WORK ITEM: Print the records exactly as given.

Records contained in a dataset:

□ □ □ □ □ □ □

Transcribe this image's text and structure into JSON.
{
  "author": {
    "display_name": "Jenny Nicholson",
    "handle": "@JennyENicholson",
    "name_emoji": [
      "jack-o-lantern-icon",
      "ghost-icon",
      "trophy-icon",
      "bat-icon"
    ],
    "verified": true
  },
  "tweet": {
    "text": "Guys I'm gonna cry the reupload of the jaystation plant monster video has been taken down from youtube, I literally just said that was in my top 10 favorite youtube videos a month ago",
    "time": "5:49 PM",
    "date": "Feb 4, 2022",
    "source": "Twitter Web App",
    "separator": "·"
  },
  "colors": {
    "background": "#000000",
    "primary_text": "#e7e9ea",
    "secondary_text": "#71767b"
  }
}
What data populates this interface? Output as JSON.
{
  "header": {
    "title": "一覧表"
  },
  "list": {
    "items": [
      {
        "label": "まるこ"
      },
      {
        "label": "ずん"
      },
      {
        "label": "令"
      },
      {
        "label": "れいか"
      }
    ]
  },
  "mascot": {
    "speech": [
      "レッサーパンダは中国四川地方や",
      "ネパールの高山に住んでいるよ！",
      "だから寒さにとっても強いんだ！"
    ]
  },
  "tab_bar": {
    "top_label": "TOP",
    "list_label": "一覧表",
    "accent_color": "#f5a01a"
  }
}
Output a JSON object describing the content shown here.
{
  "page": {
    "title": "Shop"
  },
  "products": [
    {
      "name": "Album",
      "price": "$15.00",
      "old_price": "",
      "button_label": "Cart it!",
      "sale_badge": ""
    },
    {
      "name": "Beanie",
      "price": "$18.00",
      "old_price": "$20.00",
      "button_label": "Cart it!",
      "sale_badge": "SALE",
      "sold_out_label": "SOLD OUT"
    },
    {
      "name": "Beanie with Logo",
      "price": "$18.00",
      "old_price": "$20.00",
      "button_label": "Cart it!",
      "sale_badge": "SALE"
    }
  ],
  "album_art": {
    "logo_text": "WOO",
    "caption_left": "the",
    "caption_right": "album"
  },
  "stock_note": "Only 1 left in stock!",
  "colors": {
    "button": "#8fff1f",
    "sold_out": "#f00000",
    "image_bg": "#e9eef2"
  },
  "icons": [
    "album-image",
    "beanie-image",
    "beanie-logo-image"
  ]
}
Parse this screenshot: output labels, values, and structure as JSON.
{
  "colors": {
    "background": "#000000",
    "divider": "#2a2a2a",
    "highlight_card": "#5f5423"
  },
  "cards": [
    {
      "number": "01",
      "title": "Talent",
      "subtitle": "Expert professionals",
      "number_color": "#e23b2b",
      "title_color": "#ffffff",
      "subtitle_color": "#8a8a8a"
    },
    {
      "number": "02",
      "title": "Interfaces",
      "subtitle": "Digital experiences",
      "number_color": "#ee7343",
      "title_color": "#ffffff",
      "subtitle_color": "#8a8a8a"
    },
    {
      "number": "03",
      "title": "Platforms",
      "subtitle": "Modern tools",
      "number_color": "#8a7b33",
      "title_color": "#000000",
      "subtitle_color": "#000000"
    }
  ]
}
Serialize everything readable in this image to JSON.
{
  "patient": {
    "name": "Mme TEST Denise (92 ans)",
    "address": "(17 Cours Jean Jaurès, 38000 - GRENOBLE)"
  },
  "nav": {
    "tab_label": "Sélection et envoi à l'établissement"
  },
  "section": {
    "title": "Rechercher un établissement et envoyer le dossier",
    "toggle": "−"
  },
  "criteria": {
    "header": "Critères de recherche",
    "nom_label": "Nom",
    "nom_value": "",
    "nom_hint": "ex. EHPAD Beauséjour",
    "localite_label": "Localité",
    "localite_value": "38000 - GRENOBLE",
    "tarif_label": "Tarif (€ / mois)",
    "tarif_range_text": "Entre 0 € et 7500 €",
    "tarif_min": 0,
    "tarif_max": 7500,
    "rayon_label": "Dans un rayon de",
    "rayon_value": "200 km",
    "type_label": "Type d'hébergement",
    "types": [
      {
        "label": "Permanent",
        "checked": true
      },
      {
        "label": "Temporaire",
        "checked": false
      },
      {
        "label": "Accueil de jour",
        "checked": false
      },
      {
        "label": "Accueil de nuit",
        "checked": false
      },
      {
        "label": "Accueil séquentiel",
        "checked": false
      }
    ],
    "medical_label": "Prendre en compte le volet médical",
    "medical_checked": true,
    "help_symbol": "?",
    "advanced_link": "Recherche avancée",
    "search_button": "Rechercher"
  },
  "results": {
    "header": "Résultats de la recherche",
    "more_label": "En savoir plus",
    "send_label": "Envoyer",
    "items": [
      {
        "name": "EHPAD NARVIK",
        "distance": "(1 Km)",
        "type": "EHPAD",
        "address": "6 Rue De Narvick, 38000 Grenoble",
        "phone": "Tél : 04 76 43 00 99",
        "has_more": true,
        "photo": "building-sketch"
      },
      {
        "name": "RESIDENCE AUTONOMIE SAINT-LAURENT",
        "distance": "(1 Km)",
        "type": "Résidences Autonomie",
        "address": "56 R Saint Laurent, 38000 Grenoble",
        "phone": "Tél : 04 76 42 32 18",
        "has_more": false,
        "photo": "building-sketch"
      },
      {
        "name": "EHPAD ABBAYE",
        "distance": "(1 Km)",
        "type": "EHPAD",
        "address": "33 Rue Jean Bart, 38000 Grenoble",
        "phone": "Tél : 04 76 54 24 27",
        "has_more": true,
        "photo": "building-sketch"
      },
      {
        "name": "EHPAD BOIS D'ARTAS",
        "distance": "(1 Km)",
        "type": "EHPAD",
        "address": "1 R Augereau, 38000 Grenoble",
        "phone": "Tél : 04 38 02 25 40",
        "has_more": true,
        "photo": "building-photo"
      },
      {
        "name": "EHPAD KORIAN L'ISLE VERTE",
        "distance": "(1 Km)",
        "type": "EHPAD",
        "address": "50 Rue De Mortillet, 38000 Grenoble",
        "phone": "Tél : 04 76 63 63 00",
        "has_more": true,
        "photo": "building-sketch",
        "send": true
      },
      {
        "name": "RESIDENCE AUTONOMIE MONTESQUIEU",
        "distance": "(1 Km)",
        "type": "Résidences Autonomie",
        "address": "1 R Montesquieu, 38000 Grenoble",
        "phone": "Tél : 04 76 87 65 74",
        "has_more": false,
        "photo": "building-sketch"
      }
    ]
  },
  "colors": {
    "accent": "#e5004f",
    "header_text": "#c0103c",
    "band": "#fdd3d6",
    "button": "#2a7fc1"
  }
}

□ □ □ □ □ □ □

TASK ANSWER:
Transcribe this image's text and structure into JSON.
{
  "author": {
    "display_name": "Jenny Nicholson",
    "handle": "@JennyENicholson",
    "name_emoji": [
      "jack-o-lantern-icon",
      "ghost-icon",
      "trophy-icon",
      "bat-icon"
    ],
    "verified": true
  },
  "tweet": {
    "text": "Guys I'm gonna cry the reupload of the jaystation plant monster video has been taken down from youtube, I literally just said that was in my top 10 favorite youtube videos a month ago",
    "time": "5:49 PM",
    "date": "Feb 4, 2022",
    "source": "Twitter Web App",
    "separator": "·"
  },
  "colors": {
    "background": "#000000",
    "primary_text": "#e7e9ea",
    "secondary_text": "#71767b"
  }
}
What data populates this interface? Output as JSON.
{
  "header": {
    "title": "一覧表"
  },
  "list": {
    "items": [
      {
        "label": "まるこ"
      },
      {
        "label": "ずん"
      },
      {
        "label": "令"
      },
      {
        "label": "れいか"
      }
    ]
  },
  "mascot": {
    "speech": [
      "レッサーパンダは中国四川地方や",
      "ネパールの高山に住んでいるよ！",
      "だから寒さにとっても強いんだ！"
    ]
  },
  "tab_bar": {
    "top_label": "TOP",
    "list_label": "一覧表",
    "accent_color": "#f5a01a"
  }
}
Output a JSON object describing the content shown here.
{
  "page": {
    "title": "Shop"
  },
  "products": [
    {
      "name": "Album",
      "price": "$15.00",
      "old_price": "",
      "button_label": "Cart it!",
      "sale_badge": ""
    },
    {
      "name": "Beanie",
      "price": "$18.00",
      "old_price": "$20.00",
      "button_label": "Cart it!",
      "sale_badge": "SALE",
      "sold_out_label": "SOLD OUT"
    },
    {
      "name": "Beanie with Logo",
      "price": "$18.00",
      "old_price": "$20.00",
      "button_label": "Cart it!",
      "sale_badge": "SALE"
    }
  ],
  "album_art": {
    "logo_text": "WOO",
    "caption_left": "the",
    "caption_right": "album"
  },
  "stock_note": "Only 1 left in stock!",
  "colors": {
    "button": "#8fff1f",
    "sold_out": "#f00000",
    "image_bg": "#e9eef2"
  },
  "icons": [
    "album-image",
    "beanie-image",
    "beanie-logo-image"
  ]
}
Parse this screenshot: output labels, values, and structure as JSON.
{
  "colors": {
    "background": "#000000",
    "divider": "#2a2a2a",
    "highlight_card": "#5f5423"
  },
  "cards": [
    {
      "number": "01",
      "title": "Talent",
      "subtitle": "Expert professionals",
      "number_color": "#e23b2b",
      "title_color": "#ffffff",
      "subtitle_color": "#8a8a8a"
    },
    {
      "number": "02",
      "title": "Interfaces",
      "subtitle": "Digital experiences",
      "number_color": "#ee7343",
      "title_color": "#ffffff",
      "subtitle_color": "#8a8a8a"
    },
    {
      "number": "03",
      "title": "Platforms",
      "subtitle": "Modern tools",
      "number_color": "#8a7b33",
      "title_color": "#000000",
      "subtitle_color": "#000000"
    }
  ]
}
Serialize everything readable in this image to JSON.
{
  "patient": {
    "name": "Mme TEST Denise (92 ans)",
    "address": "(17 Cours Jean Jaurès, 38000 - GRENOBLE)"
  },
  "nav": {
    "tab_label": "Sélection et envoi à l'établissement"
  },
  "section": {
    "title": "Rechercher un établissement et envoyer le dossier",
    "toggle": "−"
  },
  "criteria": {
    "header": "Critères de recherche",
    "nom_label": "Nom",
    "nom_value": "",
    "nom_hint": "ex. EHPAD Beauséjour",
    "localite_label": "Localité",
    "localite_value": "38000 - GRENOBLE",
    "tarif_label": "Tarif (€ / mois)",
    "tarif_range_text": "Entre 0 € et 7500 €",
    "tarif_min": 0,
    "tarif_max": 7500,
    "rayon_label": "Dans un rayon de",
    "rayon_value": "200 km",
    "type_label": "Type d'hébergement",
    "types": [
      {
        "label": "Permanent",
        "checked": true
      },
      {
        "label": "Temporaire",
        "checked": false
      },
      {
        "label": "Accueil de jour",
        "checked": false
      },
      {
        "label": "Accueil de nuit",
        "checked": false
      },
      {
        "label": "Accueil séquentiel",
        "checked": false
      }
    ],
    "medical_label": "Prendre en compte le volet médical",
    "medical_checked": true,
    "help_symbol": "?",
    "advanced_link": "Recherche avancée",
    "search_button": "Rechercher"
  },
  "results": {
    "header": "Résultats de la recherche",
    "more_label": "En savoir plus",
    "send_label": "Envoyer",
    "items": [
      {
        "name": "EHPAD NARVIK",
        "distance": "(1 Km)",
        "type": "EHPAD",
        "address": "6 Rue De Narvick, 38000 Grenoble",
        "phone": "Tél : 04 76 43 00 99",
        "has_more": true,
        "photo": "building-sketch"
      },
      {
        "name": "RESIDENCE AUTONOMIE SAINT-LAURENT",
        "distance": "(1 Km)",
        "type": "Résidences Autonomie",
        "address": "56 R Saint Laurent, 38000 Grenoble",
        "phone": "Tél : 04 76 42 32 18",
        "has_more": false,
        "photo": "building-sketch"
      },
      {
        "name": "EHPAD ABBAYE",
        "distance": "(1 Km)",
        "type": "EHPAD",
        "address": "33 Rue Jean Bart, 38000 Grenoble",
        "phone": "Tél : 04 76 54 24 27",
        "has_more": true,
        "photo": "building-sketch"
      },
      {
        "name": "EHPAD BOIS D'ARTAS",
        "distance": "(1 Km)",
        "type": "EHPAD",
        "address": "1 R Augereau, 38000 Grenoble",
        "phone": "Tél : 04 38 02 25 40",
        "has_more": true,
        "photo": "building-photo"
      },
      {
        "name": "EHPAD KORIAN L'ISLE VERTE",
        "distance": "(1 Km)",
        "type": "EHPAD",
        "address": "50 Rue De Mortillet, 38000 Grenoble",
        "phone": "Tél : 04 76 63 63 00",
        "has_more": true,
        "photo": "building-sketch",
        "send": true
      },
      {
        "name": "RESIDENCE AUTONOMIE MONTESQUIEU",
        "distance": "(1 Km)",
        "type": "Résidences Autonomie",
        "address": "1 R Montesquieu, 38000 Grenoble",
        "phone": "Tél : 04 76 87 65 74",
        "has_more": false,
        "photo": "building-sketch"
      }
    ]
  },
  "colors": {
    "accent": "#e5004f",
    "header_text": "#c0103c",
    "band": "#fdd3d6",
    "button": "#2a7fc1"
  }
}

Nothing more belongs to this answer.